Navy Medical Center Uses Structured Analytical Approach to Renovate Central Energy Plant
August 1, 2002
At the request of the Department of the Navy Public Works Center, San Diego, California, and FEMP's Technical Assistance Program, DOE's Pacific Northwest National Laboratory evaluated the economic sizing and operation of the central energy plant (CEP) equipment at the Navy Medical Center in San Diego.
The Navy operates the CEP to provide cooling, heating, and electric power to the Medical Center. With aging equipment, uncertain loads, and volatile energy prices, the Navy was facing critical issues regarding replacement equipment sizing and operating strategy for all equipment at its facility.
Major existing equipment at the Navy Medical Center CEP includes the following:
- three 800-kilowatt turbine generators with heat recovery steam generators (HRSGs);
- one 800-ton single-stage absorption chiller;
- two 800-ton electric centrifugal chillers;
- one 1,200-ton electric centrifugal chiller;
- three 25,000-pounds-per-hour boilers; and
- four 1,200-ton cooling towers.
The three turbine generator HRSG sets were to be replaced with similar equipment. The 800-ton absorption and electric centrifugal chillers were to be replaced with two double-effect absorption chillers. The immediate issue for the Navy was to determine the optimum sizes for the new equipment. Of equal importance were the optimum equipment operating strategies for the renovated CEP.
Equipment sizing and operating decisions are often complicated at combined cooling, heating, and power plants, and this was certainly the case at the Navy Medical Center CEP. Electricity can either be self-generated and/or purchased from the grid. Steam can be provided from the boilers and/or the gas turbine HRSGs. Chilled water can be generated from absorption and/or electric chillers. The self-generation decision affects the amount of steam available from the HRSGs. The marginal costs of HRSG and boiler steam are different, causing the marginal cost of operating the absorption chillers to vary. The Medical Center's demand for electricity, steam, and chilled water varies with the season, the day of the week, and the hour of the day. Finally, grid electricity and natural gas prices have been volatile in recent years, especially in California. The equipment sizing and operating decisions for the Navy Medical Center CEP warranted a structured analytical approach.
A spreadsheet model was developed to determine the economically optimal size of new turbine generators and absorption chillers, and the economic operating strategy of the entire CEP. First, the Medical Center's cooling, electric, and steam loads were defined and cost and performance characteristics were then developed for existing and prospective CEP equipment. Alternative electricity and natural gas price scenarios were defined in conjunction with the Navy. Optimal equipment sizing and operating strategies were then determined simultaneously for each of the energy price scenarios.

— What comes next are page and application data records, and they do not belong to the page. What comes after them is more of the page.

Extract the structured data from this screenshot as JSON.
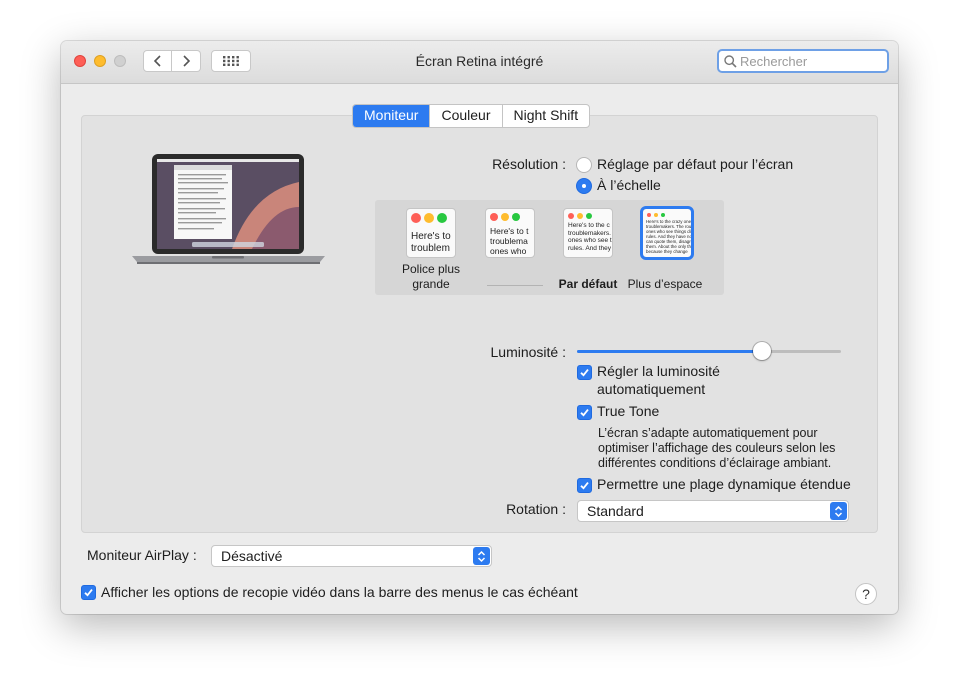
{
  "window": {
    "title": "Écran Retina intégré"
  },
  "toolbar": {
    "search_placeholder": "Rechercher"
  },
  "tabs": [
    {
      "label": "Moniteur",
      "active": true
    },
    {
      "label": "Couleur",
      "active": false
    },
    {
      "label": "Night Shift",
      "active": false
    }
  ],
  "resolution": {
    "label": "Résolution :",
    "options": [
      {
        "label": "Réglage par défaut pour l’écran",
        "selected": false
      },
      {
        "label": "À l’échelle",
        "selected": true
      }
    ],
    "scales": [
      {
        "label": "Police plus grande",
        "preview": "Here's to\ntroublem",
        "selected": false
      },
      {
        "label": "",
        "preview": "Here's to t\ntroublema\nones who",
        "selected": false
      },
      {
        "label": "Par défaut",
        "preview": "Here's to the c\ntroublemakers.\nones who see t\nrules. And they",
        "selected": false
      },
      {
        "label": "Plus d’espace",
        "preview": "Here's to the crazy one\ntroublemakers. The rou\nones who see things dif\nrules. And they have no\ncan quote them, disagre\nthem. About the only th\nbecause they change",
        "selected": true
      }
    ]
  },
  "brightness": {
    "label": "Luminosité :",
    "level": 0.7
  },
  "auto_brightness": {
    "label": "Régler la luminosité automatiquement",
    "checked": true
  },
  "true_tone": {
    "label": "True Tone",
    "checked": true,
    "description": "L’écran s’adapte automatiquement pour optimiser l’affichage des couleurs selon les différentes conditions d’éclairage ambiant."
  },
  "hdr": {
    "label": "Permettre une plage dynamique étendue",
    "checked": true
  },
  "rotation": {
    "label": "Rotation :",
    "value": "Standard"
  },
  "airplay": {
    "label": "Moniteur AirPlay :",
    "value": "Désactivé"
  },
  "mirroring_option": {
    "label": "Afficher les options de recopie vidéo dans la barre des menus le cas échéant",
    "checked": true
  },
  "help": {
    "label": "?"
  },
  "colors": {
    "accent": "#2d7bf0",
    "close": "#fe5f57",
    "minimize": "#febc2e"
  }
}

The optimal gas turbine capacity was found to be the minimum constraint (three units at 1,250 kilowatts each) at the baseline energy price scenario and for other scenarios with a relatively small difference between electricity and natural gas prices (i.e., the "spark spread"). As the spark spread increases, the optimal gas turbine capacity increases above the minimum constraint, but was always less than 2 megawatts per each of three units for the energy price scenarios investigated.
The optimal absorption chiller capacity was also found to be near the minimum constraint (two units at 750 tons each) at the baseline energy price scenario. In contrast to the optimal gas turbine capacity, the optimal absorption chiller capacity was found to correspond more with electricity price than the spark spread. The highest electricity prices investigated pushed the optimal absorption chiller unit size up to about 900 tons. Although higher (grid) electricity prices favor absorption chiller operation, self-generation of electricity keeps electrical centrifugal chillers competitive in these scenarios.
The optimal equipment operating strategy was to run the turbines to the extent possible to meet the Medical Center's and CEP's electrical loads. The absorption chillers should be run preferentially to meet the cooling load, with the electric chillers used when absorption chiller capacity is insufficient or when HRSG steam is insufficient for the absorption chillers to meet the cooling load.
Installation of the new equipment will significantly improve the efficiency of the CEP. Compared to alternatives investigated, implementation of the recommended equipment sizes and operating strategies would save the Navy several million dollars over the life of the equipment. Thanks go to Bill Gage, John Icenhower, Jim Mugg, and John Thomas of the Navy Public Works Center, San Diego, for their help throughout this project.